> [Problem details]
Each line below that holds the string "정규학위" counts once; report the total and nothing else.

> [Material to process]
::::::

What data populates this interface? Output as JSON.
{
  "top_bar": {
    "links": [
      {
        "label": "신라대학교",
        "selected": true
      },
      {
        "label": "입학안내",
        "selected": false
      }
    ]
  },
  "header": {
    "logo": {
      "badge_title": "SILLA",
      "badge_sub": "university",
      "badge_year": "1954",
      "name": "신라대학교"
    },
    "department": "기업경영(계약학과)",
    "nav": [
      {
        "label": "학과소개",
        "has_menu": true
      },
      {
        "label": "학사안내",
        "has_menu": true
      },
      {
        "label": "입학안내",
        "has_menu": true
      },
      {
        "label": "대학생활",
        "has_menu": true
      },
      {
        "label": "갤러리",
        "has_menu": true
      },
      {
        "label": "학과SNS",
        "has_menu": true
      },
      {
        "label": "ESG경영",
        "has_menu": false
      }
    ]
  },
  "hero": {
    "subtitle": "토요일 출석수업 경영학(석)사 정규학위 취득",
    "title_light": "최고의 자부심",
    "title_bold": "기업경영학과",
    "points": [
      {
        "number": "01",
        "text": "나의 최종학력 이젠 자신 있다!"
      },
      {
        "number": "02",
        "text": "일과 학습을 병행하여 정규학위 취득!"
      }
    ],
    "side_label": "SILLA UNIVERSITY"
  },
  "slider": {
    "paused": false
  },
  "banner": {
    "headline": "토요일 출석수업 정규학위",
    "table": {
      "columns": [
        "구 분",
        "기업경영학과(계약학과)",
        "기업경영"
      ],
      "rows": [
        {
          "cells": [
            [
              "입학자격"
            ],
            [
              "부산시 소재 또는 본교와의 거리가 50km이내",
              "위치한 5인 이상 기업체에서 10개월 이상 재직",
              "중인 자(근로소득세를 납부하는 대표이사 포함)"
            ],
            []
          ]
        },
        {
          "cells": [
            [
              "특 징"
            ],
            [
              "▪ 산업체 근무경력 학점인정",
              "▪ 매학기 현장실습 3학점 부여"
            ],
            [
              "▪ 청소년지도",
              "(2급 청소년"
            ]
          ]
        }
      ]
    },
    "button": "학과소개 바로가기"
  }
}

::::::

> [Exercise output]
3